Mr. A Raja, is in Tihar, not for adopting this policy, as can be wrongly inferred from the media’s projection of polished truth. There is a criminal case against him for changing the deadlines of applications for spectrum allocation at his whims and allocating the bandwidth to companies having very less or no experience at all in the field of telecommunication. These companies then made colossal profits, by selling their shares to genuine telecommunication players at swollen prices and that is when crony capitalism enriched Mr. A Raja and a few others. Mr. Chidambram, cannot be held criminally responsible for giving his nod to a policy that brought about a revolution in our mobile telephony sector.
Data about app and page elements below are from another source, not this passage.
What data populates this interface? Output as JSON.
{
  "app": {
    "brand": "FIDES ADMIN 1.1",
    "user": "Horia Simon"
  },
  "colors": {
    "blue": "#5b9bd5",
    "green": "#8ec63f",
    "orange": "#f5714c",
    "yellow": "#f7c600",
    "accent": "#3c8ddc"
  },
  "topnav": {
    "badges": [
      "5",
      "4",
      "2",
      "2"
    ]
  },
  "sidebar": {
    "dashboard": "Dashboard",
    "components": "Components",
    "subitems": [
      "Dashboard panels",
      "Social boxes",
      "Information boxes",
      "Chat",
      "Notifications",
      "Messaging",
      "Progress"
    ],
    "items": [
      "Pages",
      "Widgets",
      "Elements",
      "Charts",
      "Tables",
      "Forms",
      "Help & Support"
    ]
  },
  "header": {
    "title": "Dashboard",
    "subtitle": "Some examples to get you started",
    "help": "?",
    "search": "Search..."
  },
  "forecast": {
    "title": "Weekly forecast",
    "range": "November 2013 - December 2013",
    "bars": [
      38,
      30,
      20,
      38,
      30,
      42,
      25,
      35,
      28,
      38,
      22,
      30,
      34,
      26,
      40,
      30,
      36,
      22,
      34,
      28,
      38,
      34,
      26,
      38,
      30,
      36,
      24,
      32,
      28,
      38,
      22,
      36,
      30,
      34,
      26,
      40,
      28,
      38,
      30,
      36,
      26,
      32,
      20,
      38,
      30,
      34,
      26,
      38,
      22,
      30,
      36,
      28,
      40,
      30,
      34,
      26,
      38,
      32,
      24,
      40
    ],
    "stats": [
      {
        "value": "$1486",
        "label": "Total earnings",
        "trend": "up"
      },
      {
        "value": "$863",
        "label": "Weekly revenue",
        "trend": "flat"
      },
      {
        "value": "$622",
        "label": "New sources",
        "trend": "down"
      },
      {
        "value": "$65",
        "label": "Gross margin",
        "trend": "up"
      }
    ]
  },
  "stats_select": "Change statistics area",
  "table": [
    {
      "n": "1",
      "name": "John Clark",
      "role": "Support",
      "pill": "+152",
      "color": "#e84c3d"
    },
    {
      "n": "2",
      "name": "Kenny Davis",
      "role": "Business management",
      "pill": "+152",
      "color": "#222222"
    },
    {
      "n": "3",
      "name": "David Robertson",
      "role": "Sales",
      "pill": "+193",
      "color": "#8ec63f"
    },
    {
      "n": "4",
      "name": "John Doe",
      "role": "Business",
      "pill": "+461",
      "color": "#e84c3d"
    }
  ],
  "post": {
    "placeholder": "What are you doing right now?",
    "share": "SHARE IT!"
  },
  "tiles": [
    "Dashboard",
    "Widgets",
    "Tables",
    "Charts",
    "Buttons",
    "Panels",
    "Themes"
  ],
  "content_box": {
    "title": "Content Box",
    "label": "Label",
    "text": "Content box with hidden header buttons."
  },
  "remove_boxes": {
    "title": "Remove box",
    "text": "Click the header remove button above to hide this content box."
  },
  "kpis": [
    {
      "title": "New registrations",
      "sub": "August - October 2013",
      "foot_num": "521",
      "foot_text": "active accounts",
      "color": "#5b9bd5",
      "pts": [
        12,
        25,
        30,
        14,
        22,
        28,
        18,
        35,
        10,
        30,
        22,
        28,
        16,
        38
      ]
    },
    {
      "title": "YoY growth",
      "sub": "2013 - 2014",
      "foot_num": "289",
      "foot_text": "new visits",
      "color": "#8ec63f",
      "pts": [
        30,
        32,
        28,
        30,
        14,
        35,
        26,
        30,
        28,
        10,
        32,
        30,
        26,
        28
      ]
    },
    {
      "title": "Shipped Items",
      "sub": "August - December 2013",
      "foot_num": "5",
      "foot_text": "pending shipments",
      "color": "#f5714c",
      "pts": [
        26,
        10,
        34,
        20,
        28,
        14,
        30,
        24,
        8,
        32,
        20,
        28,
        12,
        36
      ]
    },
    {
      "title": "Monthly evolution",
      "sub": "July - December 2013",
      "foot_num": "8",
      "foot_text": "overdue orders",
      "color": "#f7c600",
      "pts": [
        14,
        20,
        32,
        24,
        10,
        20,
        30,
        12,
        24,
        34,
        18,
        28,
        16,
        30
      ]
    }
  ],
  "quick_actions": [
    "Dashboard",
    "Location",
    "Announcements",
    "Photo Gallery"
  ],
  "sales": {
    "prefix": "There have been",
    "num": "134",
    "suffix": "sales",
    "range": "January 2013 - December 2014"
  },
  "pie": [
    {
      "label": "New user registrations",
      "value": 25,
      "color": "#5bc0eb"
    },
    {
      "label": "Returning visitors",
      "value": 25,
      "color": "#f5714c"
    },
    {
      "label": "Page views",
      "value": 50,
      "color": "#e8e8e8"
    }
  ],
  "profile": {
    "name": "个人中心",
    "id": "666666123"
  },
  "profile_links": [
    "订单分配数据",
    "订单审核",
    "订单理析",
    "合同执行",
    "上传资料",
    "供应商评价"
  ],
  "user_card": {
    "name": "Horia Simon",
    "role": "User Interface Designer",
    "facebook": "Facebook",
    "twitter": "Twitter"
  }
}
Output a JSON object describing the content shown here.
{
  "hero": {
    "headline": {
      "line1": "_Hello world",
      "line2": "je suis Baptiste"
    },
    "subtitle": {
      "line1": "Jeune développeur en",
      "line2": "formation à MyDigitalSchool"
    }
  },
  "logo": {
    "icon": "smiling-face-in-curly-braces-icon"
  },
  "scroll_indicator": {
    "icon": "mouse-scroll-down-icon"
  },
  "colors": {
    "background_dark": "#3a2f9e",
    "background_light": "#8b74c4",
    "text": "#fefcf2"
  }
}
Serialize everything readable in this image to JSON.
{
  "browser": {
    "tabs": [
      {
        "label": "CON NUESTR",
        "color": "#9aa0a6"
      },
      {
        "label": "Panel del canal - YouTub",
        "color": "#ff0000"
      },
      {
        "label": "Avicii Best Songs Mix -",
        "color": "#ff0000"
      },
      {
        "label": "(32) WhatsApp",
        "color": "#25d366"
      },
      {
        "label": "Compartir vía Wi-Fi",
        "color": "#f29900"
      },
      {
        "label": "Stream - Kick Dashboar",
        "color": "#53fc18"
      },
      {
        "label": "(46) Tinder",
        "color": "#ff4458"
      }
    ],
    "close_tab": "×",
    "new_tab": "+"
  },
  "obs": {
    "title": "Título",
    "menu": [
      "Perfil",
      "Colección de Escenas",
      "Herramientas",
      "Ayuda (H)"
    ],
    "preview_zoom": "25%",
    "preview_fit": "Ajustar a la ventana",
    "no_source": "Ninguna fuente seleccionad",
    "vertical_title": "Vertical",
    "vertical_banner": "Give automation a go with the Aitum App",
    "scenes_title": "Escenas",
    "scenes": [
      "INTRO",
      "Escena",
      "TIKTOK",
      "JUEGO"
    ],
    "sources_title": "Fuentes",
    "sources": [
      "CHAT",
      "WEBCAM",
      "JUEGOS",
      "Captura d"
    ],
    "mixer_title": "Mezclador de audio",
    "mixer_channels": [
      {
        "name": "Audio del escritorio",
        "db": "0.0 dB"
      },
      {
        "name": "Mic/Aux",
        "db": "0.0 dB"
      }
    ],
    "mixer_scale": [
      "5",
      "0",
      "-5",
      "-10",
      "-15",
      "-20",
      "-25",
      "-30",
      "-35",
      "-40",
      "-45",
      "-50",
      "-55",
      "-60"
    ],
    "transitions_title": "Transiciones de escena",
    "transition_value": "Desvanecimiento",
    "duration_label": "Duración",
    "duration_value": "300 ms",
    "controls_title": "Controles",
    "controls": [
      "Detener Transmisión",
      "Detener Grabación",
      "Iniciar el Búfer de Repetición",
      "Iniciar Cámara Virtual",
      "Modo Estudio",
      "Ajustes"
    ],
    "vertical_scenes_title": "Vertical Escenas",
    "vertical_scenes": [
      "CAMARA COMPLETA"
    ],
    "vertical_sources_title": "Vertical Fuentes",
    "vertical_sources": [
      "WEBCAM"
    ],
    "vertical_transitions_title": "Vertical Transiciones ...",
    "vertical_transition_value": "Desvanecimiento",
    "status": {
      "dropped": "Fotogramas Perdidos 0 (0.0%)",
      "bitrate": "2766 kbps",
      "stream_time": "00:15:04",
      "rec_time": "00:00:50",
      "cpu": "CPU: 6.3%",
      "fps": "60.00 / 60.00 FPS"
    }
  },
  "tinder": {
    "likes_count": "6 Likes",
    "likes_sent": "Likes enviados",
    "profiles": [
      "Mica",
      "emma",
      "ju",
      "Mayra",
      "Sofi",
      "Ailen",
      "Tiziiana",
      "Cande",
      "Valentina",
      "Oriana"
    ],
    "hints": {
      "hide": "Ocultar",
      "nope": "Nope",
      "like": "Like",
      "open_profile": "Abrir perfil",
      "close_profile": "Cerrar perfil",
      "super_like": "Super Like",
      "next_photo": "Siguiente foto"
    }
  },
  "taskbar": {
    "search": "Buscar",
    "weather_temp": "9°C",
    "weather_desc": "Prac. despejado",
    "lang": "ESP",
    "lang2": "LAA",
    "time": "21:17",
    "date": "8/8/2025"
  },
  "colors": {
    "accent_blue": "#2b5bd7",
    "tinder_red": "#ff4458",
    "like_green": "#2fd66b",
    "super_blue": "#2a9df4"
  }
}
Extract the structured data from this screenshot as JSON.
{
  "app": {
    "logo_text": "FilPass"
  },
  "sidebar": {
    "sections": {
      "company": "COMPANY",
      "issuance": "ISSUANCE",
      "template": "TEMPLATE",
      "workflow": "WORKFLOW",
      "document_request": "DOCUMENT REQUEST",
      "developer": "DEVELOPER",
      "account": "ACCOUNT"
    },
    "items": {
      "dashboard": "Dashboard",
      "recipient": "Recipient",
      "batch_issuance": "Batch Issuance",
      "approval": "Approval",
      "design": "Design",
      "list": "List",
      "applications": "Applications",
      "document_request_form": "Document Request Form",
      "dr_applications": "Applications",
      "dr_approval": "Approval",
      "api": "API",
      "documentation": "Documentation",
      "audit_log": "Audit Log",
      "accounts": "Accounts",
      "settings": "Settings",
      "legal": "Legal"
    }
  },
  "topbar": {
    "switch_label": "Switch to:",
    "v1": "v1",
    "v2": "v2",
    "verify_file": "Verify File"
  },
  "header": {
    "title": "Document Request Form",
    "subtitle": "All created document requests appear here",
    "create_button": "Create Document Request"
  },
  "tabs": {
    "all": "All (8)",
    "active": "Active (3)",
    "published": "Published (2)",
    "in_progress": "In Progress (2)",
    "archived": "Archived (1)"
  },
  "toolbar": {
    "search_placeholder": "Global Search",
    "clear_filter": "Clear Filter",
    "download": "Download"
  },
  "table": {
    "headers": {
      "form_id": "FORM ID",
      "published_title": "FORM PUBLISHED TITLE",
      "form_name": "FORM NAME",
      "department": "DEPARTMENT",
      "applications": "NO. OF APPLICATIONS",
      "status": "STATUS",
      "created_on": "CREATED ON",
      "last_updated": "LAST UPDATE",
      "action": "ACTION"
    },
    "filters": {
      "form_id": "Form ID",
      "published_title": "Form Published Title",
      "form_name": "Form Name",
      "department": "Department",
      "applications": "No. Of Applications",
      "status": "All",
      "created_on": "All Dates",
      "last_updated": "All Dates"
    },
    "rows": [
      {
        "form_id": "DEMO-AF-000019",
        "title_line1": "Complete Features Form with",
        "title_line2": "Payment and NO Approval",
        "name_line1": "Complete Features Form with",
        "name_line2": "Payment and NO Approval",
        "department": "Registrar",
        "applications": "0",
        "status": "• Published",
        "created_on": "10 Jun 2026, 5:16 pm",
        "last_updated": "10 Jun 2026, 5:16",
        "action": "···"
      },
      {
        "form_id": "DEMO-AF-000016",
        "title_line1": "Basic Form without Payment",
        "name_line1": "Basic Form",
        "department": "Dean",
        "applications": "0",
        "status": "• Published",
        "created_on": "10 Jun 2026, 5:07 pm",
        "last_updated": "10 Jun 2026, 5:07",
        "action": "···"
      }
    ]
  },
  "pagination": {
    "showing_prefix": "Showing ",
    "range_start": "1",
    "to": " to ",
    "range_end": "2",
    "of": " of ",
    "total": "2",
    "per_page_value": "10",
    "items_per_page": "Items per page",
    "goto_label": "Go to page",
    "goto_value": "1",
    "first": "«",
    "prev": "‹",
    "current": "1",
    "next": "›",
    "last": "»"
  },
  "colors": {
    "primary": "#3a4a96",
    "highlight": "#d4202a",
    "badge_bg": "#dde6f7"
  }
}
Agreed, that when these licenses were distributed, the nation already had 4-5 players in each telecommunication circle, but the price battle between the various operators after the entry of a string of them enormously benefitted the end customer with average price of a local call dropping to around 30-40 paisa.

True, that people of this nation have become sensitive, thanks to tons of skeletons of corruption being dug. We all need to be a little more pragmatic before we jump into unsolicited conclusions, for headlines are always meant to be catchy, but it is the inside news that give us the real taste.


Kundu said...

As far as the question of criminal culpability of Chidambaram is concerned, I am not a competent authority to comment so I would not. Let the court do its duty.

But I would Like to point out a factual error in your blog Kanav. you said," .......establish criminal culpability on a policy decision that a cabinet minister or the cabinet, as a body, took? Our constitution gives the power to the cabinet to take a decision regarding a policy it deems essential, fit to pursue public interest."
According to the telecom policy enacted by NDA in 2003, the final say on the issue of pricing will be of the Finance Minister and the telecom Minister. The latter cannot go forth on his own!

Kanav Sharma said...

The cabinet of UPA 2 had taken the decision of going on with the 2003 spectrum prices. It was a collective decision and hence the criminal culpability of any individual regarding this cannot be constitutionally established. the cabinet has the powers (all legal) to take such decisions. It could have further decided to sell the sepctrum at Re.1 and the decision would have been irrational, humiliating but perfectly legal!

Kundu said...

I said I am not commenting on the legality of the decision of the Cabinet. The policy decisions such as the one regarding the pricing is a perfectly legitimate one(at least legally). What I pointed out is a factual error which says that it was to be a cabinet's decision but the fact is it was to be a collective decision of finance and telecom minister. The finance minister buckled under the advice of cabinet(which is perfectly legitimate and I don't blame Chidambaram for it). But whoever the advice the finance minister was following, factually it were they two who took and were to take the decision.